You’re reading this because I have moved into the transition from life to death. My amazing marketing strategist and friend, Jessica Norman, has agreed to publish this open letter.
For my followers, I sincerely thank you and appreciate your many encouraging comments throughout my cancer journey starting in 2018. You may not know it, but those comments often made my day many times over. I devour positive feedback. Yet as you know, I have had some naysayers exclaiming I was over exaggerating my condition and promoting lies that my way of eating was a healthy diet. Transparency has been my intention throughout this entire journey. I hope you can learn from my experiences and apply it to your own health and wellness.
My Cancer Journey is a Gift from God
After my diagnosis of incurable bone marrow cancer, I had the opportunity to learn and experience many lessons. I learned empathy, forgiveness, and the power of love and making memories. I also learned how to muster the power to meet a challenge head-on and overcome a dire prognosis of 3-6 months to live.
Everyone has read my story if they have followed my Blogs. I’ve lived a life of quality on my terms. Of course, there have been several severe setbacks for a variety of reasons. But I have climbed out of my abyss of depression each time and have moved onto thriving again and again.
The way I see it, I’ve negotiated “bonus time”. If I had done the conventional treatment, I wouldn’t have had these bonus years. I listened to my body and gave it what it needed to fight this cancer. Because of this, I was able to thrive. That time allowed me to connect with all of you, as well as spend precious time with my family and friends.
From day one of my journey, I decided to be completely transparent about what was working for me and what was not working. My desire was to share thoughts, experiences, and protocols that most people with serious medical diagnoses could never find. I wanted to provide the information and resources that many medical doctors don’t share with their patients or don’t even know themselves. I have maintained that our body is designed to heal itself if it is given what is vitally needs and if everything that could be toxic in any way is avoided.
Our “moment of life’s transition” is when our soul leaves our body at death.
This is a topic most societies shun.
In the medical profession, we do almost everything to stay alive and keep our patients alive. We engage our patients to take care of themselves and teach a myriad of proactive steps to wellness. All this is done to be the best we can be as we pursue our journey here on earth.

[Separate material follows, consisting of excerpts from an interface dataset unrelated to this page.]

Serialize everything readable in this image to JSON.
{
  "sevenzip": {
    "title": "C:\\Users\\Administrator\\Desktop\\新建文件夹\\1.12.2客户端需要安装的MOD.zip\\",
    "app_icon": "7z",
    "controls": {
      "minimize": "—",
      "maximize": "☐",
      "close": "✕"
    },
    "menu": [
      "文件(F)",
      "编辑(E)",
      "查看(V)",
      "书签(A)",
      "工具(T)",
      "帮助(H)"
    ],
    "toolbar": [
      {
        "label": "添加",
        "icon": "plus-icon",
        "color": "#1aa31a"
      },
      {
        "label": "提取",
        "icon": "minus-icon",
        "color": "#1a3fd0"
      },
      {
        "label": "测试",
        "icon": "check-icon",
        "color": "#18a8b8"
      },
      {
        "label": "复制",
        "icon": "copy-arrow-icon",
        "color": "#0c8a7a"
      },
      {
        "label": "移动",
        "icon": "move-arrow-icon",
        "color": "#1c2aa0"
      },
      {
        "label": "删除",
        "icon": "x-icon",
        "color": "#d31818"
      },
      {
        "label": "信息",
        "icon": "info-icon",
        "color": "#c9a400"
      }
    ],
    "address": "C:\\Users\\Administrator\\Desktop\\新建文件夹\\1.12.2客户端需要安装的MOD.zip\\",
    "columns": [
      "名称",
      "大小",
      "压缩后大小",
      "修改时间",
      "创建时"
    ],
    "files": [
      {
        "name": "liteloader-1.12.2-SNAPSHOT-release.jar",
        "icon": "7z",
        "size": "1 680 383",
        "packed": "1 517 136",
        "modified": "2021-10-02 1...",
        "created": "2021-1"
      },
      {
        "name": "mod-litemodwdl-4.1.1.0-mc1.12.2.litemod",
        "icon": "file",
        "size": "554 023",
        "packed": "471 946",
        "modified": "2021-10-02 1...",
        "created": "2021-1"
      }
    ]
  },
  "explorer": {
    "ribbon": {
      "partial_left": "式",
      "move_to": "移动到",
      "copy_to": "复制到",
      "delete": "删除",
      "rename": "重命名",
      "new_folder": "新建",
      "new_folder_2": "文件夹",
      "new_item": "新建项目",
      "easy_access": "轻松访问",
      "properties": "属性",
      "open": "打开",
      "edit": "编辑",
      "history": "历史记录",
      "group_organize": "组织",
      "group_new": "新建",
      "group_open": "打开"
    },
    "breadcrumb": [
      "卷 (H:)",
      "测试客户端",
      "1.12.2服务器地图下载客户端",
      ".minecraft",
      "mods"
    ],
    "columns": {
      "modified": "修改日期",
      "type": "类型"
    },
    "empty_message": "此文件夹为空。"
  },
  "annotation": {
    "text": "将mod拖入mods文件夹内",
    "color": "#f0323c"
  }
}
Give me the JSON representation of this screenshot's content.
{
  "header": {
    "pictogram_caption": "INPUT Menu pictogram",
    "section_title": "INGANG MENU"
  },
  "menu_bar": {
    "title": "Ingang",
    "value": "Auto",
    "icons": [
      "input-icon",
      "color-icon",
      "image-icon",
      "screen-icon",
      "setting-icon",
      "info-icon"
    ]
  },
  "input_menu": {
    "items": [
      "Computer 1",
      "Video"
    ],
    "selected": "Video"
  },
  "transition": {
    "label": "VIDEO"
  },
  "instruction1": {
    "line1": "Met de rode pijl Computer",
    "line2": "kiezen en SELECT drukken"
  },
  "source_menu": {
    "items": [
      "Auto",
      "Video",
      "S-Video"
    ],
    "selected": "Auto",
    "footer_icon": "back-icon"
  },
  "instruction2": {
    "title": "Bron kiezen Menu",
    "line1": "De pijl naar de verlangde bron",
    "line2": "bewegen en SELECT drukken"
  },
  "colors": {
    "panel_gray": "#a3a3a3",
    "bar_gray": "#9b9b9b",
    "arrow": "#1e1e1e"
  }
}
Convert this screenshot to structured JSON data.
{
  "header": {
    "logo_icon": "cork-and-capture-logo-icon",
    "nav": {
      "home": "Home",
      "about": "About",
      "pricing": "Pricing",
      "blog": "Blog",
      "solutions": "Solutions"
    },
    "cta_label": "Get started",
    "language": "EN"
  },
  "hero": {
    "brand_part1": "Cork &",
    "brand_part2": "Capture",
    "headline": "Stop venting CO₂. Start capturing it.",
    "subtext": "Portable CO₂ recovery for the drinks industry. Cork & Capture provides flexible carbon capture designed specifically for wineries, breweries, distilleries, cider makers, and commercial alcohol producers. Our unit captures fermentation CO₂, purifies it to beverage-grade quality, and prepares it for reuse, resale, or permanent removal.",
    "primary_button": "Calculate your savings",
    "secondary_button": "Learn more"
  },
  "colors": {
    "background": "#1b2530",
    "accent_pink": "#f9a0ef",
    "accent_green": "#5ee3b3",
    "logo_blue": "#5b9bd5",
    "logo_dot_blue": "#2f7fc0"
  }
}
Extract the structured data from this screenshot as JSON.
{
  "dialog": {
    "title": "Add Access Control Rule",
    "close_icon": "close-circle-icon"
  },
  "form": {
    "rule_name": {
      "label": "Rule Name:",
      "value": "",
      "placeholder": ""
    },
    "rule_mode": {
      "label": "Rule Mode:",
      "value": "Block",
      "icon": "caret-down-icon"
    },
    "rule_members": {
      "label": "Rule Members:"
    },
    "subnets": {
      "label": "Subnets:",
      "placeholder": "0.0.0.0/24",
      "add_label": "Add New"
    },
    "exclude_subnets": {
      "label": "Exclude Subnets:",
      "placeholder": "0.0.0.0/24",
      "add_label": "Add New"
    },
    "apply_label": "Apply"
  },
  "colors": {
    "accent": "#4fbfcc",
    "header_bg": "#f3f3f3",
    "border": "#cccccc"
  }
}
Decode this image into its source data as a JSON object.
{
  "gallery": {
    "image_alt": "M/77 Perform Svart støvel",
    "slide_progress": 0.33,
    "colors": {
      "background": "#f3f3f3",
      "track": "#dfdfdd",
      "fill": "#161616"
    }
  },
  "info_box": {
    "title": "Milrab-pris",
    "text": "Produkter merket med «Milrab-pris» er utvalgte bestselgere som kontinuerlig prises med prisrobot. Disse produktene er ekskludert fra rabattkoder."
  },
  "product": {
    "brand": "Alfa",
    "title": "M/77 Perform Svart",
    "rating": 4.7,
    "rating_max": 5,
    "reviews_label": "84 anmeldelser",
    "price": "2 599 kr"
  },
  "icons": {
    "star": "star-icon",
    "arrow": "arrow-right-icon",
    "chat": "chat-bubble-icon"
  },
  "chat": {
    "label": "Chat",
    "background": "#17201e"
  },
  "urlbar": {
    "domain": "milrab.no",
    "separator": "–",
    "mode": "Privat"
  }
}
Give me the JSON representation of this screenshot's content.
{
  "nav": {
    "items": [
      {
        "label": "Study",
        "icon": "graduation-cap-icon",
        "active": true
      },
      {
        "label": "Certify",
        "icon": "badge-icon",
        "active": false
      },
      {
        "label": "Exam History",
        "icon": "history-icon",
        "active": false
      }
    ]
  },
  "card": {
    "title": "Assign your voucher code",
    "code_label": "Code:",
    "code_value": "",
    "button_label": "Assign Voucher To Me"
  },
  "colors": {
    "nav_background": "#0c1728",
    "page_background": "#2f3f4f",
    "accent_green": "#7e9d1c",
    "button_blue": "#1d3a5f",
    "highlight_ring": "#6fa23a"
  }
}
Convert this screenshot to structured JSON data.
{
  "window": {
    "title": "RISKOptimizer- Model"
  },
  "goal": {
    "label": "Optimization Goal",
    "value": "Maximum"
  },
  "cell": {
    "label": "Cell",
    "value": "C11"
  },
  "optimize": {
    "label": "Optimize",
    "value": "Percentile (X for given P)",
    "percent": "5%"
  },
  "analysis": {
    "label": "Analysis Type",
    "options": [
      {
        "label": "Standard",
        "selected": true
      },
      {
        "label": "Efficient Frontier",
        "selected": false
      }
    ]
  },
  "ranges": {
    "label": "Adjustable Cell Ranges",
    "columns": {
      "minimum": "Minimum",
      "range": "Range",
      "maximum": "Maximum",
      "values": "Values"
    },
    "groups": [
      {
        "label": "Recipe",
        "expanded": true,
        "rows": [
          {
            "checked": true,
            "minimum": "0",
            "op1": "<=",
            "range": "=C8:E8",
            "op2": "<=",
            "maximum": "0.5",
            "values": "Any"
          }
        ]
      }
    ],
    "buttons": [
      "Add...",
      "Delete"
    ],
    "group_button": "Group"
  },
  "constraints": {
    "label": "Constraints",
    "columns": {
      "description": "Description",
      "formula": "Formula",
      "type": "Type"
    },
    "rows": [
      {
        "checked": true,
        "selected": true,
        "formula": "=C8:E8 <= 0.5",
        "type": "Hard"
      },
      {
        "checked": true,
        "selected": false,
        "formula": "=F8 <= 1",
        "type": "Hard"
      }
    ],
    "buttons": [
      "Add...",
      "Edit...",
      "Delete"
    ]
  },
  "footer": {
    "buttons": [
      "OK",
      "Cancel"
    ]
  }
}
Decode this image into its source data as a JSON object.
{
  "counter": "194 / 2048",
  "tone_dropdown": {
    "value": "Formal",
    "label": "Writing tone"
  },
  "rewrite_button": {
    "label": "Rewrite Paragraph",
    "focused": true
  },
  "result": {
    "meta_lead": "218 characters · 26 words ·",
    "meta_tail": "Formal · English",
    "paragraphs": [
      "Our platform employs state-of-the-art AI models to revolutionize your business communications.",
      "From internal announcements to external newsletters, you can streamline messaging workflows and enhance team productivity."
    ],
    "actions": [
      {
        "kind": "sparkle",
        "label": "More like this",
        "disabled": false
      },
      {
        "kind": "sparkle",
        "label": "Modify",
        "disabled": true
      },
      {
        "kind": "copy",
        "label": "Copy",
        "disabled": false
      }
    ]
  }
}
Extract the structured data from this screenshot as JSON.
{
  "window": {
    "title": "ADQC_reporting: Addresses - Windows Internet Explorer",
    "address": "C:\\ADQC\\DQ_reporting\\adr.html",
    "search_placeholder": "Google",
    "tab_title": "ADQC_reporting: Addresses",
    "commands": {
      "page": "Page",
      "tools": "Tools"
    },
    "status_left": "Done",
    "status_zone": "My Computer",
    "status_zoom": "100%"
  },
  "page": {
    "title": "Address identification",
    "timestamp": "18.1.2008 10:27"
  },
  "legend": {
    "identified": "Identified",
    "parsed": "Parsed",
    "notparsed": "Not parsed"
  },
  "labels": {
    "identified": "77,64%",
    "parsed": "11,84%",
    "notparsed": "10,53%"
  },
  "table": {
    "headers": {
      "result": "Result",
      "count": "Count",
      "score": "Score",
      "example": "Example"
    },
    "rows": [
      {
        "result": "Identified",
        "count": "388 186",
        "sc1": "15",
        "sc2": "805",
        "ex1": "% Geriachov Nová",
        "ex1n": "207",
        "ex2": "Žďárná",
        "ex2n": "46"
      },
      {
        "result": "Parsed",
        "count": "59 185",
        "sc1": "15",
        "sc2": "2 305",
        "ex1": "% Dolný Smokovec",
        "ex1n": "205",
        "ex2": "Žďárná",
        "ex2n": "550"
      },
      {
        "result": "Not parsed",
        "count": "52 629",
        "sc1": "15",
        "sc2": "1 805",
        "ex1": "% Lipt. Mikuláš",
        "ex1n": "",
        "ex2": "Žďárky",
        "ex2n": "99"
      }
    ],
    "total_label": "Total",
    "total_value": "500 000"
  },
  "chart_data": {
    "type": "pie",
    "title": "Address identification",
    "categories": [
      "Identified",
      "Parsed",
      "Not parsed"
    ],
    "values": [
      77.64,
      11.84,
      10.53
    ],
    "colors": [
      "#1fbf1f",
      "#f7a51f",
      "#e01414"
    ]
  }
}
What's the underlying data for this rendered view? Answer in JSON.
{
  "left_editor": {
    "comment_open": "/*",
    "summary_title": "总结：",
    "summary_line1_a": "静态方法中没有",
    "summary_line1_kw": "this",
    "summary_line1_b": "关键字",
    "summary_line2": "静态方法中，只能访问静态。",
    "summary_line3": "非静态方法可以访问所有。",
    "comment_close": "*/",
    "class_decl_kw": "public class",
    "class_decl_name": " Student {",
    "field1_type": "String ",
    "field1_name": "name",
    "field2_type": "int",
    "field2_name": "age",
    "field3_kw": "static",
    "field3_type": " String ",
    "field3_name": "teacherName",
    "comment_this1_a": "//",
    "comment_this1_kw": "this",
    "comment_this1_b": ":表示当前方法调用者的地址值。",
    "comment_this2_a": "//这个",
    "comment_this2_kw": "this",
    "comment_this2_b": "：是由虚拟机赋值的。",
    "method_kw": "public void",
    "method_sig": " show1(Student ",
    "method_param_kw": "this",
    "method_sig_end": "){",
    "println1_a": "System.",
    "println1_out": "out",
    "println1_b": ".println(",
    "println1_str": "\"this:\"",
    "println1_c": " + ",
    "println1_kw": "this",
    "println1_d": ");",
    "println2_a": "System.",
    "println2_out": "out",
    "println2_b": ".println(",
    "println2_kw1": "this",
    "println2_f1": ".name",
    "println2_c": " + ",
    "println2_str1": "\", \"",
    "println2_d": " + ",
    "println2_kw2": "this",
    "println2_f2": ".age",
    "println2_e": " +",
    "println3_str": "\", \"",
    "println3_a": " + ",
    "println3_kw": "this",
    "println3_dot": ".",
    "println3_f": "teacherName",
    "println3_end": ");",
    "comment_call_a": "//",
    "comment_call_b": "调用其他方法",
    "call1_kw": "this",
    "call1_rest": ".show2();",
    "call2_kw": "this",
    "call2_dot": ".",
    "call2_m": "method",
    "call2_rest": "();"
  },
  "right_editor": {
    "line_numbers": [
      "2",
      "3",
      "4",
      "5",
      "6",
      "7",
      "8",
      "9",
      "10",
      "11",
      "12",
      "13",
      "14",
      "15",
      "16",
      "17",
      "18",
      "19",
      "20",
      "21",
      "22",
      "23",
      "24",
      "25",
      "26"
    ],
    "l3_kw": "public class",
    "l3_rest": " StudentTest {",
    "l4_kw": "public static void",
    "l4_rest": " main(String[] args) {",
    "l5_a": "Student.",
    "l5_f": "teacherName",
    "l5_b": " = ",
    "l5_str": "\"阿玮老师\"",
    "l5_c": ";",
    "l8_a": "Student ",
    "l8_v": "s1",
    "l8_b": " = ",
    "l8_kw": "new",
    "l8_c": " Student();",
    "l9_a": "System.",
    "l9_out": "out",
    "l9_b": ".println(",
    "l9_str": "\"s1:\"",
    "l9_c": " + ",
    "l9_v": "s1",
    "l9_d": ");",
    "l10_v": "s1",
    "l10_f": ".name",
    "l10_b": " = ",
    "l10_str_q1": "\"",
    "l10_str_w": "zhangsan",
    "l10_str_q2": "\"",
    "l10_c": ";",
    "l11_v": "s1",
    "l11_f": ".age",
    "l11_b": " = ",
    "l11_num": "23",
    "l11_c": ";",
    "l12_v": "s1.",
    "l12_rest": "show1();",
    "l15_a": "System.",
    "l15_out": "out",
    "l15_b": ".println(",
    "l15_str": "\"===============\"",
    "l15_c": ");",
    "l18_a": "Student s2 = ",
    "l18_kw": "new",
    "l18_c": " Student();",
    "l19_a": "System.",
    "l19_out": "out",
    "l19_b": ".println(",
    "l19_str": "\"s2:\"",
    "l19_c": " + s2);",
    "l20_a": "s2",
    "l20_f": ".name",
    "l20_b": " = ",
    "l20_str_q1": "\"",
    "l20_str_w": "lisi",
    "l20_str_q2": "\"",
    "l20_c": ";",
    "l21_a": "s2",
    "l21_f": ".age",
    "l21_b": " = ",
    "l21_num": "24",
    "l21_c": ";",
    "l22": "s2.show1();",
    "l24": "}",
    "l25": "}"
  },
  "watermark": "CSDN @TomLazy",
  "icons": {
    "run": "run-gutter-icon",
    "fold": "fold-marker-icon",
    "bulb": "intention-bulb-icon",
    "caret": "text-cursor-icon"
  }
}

But all of us come to the end of our story. All of us must die. But how do we prepare for death? How do we make dying as beautiful as our years of living? How do our loved ones adjust? What happens after we die?
Preparation for death is the ultimate moment that gets almost no attention but is experienced by everyone at some point in time. Death must be a topic that is discussed openly and candidly before a person dies. Rarely is this done in our society today.
I shared a blog a while back with a personal story about my dad. You can read it in its entirety HERE, but the biggest takeaway is how to approach the transition from life to death. It’s something worth talking about and sharing with your loved ones. My dad’s situation was very different than mine. I feel fortunate to have shared this time with my family, friends, and all of you.
My Concluding Thoughts
I embrace death and dying as the beautiful end to one’s life journey.
We come into this world alone, and we leave this world all alone. It’s not sad. It’s just the way it is. But the time spent in between these events defines us.
For the most part, we cannot determine how and when we will die. But we can control how we live. At any point in our life, we can make changes to improve our situation physically, emotionally, and spiritually. We can make lasting memories. We can affect many people by our actions. Material things come and go. Yet, the intangible and beautiful things in life are what really matters. Don’t give up no matter where you are in life. I am a perfect example of not giving up.
Eventually, the way we live our life and eventually prepare for death add up to the culmination of the amazing paths we travel. When the time is right, it is critically important for all of us to discuss death with our loved ones. We must express our fears, desires, and love that surround this normal passage of life into the spirit world.
What comes after death is the subject of many esoteric writings and research.
I believe that we are more than our physical body. After physical death, our soul exits our body. After that moment, we are not alone. I believe we are reunited with many souls that have been our guides and companions for eons. We enter our real home in the spirit world. This is where I am going, or this is where I am as you read this. It’s as natural as anything you can imagine.
I share my thoughts about what to expect after death in Death – Preparing for the Transition. It was therapeutic for me to research and write this paper You may find this information helps you prepare for your life’s transition. It also might help others prepare for their life’s transition as well as help caregivers assist with a loved one’s transition.
My Wish For You
Take my learnings to heart. You don’t have to eat exactly like I did or follow my Unconventional Cancer Protocols to a tee. But know that many of us WILL get sick. Our loved ones will get sick. But you’re not helpless. There are so many things you can do, even when the outlook is grim. Take it from me, not only did I outlive my prognosis, but I was also able to thrive during that time!
Pay attention to your gut health. Make dental health a priority. Eliminate things that you know are bad for you, even if the FDA allows them to remain in our lives or not.
Making these changes to your daily life will help empower you to retain your good health for as long as possible. And take it from me, your health is the most priceless form of wealth.